In the Times/Siena-based estimates, Democrats appeared to be at a turnout advantage in the Rust Belt in the midterms but at a disadvantage in the Sun Belt. The difference between the groups of states might seem small, but it is not. A hypothetical full-turnout election among registered voters would cut this difference in half, and a full-turnout election among all eligible voters might eliminate it entirely.

This is consistent with state-by-state surveys of adults, like a 2019 compilation of Gallup polling data that showed the president’s approval ratings in Florida, Texas, Wisconsin, Michigan and Pennsylvania all crowded together between 41 percent and 43 percent, a few points higher than the 40 percent he held nationwide in the poll.

The danger for Democrats is that higher turnout would do little to help them in the Electoral College if it did not improve their position in the crucial Midwestern battlegrounds.
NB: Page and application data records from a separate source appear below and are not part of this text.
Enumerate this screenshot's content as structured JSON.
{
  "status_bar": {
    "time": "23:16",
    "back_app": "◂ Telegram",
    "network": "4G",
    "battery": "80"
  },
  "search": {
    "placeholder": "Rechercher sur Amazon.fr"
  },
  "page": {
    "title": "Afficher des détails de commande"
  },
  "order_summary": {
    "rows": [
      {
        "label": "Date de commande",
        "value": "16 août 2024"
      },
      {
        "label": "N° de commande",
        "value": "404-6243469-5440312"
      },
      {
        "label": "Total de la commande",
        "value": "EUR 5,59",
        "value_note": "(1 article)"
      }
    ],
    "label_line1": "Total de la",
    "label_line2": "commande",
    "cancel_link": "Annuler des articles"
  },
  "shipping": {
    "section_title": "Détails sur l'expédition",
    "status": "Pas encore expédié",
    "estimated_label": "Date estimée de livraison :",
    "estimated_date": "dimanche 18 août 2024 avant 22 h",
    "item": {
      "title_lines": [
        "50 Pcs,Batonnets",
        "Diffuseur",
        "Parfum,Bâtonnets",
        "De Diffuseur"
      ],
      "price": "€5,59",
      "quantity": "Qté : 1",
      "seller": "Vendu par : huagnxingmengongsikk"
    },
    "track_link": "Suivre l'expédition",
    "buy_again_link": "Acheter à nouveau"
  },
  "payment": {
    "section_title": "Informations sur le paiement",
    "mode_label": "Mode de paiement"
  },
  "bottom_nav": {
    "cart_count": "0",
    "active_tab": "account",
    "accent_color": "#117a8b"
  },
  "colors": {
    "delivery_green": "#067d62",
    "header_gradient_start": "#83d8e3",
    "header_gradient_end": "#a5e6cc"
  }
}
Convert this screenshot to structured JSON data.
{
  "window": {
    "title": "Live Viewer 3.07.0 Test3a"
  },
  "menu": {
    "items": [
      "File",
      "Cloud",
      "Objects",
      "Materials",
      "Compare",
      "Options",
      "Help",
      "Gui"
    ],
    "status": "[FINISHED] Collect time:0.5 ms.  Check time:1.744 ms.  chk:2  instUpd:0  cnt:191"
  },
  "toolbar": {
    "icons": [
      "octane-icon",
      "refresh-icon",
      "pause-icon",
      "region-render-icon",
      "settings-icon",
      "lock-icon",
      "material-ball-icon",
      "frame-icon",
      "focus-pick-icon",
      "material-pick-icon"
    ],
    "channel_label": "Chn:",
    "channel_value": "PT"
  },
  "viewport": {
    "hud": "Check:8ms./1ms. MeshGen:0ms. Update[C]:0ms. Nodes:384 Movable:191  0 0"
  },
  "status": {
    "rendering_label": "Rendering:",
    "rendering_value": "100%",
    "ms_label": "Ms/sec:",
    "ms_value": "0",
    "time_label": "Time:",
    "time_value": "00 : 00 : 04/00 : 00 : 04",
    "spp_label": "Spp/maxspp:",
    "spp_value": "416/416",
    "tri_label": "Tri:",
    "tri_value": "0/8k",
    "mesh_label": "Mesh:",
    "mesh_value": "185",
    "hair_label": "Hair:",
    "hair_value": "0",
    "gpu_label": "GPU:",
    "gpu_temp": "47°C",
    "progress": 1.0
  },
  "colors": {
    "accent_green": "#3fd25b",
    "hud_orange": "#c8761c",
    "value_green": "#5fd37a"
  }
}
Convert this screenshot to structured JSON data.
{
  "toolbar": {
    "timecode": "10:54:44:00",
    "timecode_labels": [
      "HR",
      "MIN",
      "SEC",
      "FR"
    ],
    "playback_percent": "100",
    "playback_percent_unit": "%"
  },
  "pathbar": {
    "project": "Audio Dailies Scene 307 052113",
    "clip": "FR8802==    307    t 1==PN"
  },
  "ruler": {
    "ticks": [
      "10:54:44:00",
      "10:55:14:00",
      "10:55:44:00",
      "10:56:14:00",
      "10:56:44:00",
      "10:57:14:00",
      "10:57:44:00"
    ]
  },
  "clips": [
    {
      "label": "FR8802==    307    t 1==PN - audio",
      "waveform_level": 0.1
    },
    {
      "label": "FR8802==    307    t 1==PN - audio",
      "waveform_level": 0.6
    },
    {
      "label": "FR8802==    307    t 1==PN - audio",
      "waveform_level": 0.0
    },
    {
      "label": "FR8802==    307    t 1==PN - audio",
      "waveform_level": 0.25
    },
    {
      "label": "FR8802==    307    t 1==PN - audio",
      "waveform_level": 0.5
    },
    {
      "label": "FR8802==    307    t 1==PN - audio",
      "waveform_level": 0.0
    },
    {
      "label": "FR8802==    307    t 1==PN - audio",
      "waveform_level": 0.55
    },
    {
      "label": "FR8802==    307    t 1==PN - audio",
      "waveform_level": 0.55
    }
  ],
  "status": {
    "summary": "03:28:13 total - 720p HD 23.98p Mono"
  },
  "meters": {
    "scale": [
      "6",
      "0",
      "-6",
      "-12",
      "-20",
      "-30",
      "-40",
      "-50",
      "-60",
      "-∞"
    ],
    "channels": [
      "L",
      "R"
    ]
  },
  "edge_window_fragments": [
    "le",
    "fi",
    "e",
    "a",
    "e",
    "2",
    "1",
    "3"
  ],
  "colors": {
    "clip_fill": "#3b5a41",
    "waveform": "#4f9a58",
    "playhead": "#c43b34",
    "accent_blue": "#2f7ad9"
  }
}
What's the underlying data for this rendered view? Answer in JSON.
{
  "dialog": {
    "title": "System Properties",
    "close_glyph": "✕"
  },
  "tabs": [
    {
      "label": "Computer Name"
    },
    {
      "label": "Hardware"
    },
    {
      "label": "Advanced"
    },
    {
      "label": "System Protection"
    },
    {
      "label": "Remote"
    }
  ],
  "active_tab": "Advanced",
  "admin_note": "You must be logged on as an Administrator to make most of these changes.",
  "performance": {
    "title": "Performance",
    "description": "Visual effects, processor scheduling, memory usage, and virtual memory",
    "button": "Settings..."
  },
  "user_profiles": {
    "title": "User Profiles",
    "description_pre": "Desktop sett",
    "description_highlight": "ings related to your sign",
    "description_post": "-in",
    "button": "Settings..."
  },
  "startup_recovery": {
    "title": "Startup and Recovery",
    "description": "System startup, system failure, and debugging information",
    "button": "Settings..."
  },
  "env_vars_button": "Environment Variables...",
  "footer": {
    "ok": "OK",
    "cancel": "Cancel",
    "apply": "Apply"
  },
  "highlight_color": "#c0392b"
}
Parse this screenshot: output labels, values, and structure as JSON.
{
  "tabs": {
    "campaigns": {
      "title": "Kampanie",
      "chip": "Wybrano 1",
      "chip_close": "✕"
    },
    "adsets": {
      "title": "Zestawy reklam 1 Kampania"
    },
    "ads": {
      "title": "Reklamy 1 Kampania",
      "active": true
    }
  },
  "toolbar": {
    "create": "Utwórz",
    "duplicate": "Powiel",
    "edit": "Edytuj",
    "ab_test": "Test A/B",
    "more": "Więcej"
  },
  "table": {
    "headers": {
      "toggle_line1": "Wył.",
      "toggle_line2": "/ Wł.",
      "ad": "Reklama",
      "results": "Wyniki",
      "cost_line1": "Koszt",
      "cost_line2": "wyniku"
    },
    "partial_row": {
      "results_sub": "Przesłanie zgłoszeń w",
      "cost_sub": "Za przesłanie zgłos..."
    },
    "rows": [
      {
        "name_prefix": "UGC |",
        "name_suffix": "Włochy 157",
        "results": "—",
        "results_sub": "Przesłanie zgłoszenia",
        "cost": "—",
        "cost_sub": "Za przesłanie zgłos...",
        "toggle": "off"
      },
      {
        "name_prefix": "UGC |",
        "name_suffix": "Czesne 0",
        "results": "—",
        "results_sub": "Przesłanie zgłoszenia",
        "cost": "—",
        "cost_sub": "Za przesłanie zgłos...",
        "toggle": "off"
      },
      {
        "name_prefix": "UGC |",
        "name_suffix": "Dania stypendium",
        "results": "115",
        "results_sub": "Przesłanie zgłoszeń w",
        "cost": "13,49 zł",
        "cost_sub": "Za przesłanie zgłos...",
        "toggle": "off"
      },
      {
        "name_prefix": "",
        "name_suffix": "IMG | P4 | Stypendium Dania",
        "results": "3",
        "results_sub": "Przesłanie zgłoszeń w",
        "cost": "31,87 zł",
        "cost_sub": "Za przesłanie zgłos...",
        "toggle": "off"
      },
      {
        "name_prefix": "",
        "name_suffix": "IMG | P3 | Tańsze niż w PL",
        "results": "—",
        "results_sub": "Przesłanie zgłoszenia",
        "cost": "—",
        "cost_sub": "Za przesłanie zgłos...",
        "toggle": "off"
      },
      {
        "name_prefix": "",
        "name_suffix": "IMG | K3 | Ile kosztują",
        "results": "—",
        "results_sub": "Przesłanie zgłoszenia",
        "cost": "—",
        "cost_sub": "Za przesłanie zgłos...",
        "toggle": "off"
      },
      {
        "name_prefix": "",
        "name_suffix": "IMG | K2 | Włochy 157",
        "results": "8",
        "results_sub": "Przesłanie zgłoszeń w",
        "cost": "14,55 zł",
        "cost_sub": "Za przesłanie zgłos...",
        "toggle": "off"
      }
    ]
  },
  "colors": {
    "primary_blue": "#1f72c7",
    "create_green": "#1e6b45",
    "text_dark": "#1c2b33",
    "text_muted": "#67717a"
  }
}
Higher turnout could even help the president there, where an outsize number of white working-class voters who back the president stayed home in 2018, potentially creating a larger split between the national vote and the Electoral College in 2020 than in 2016.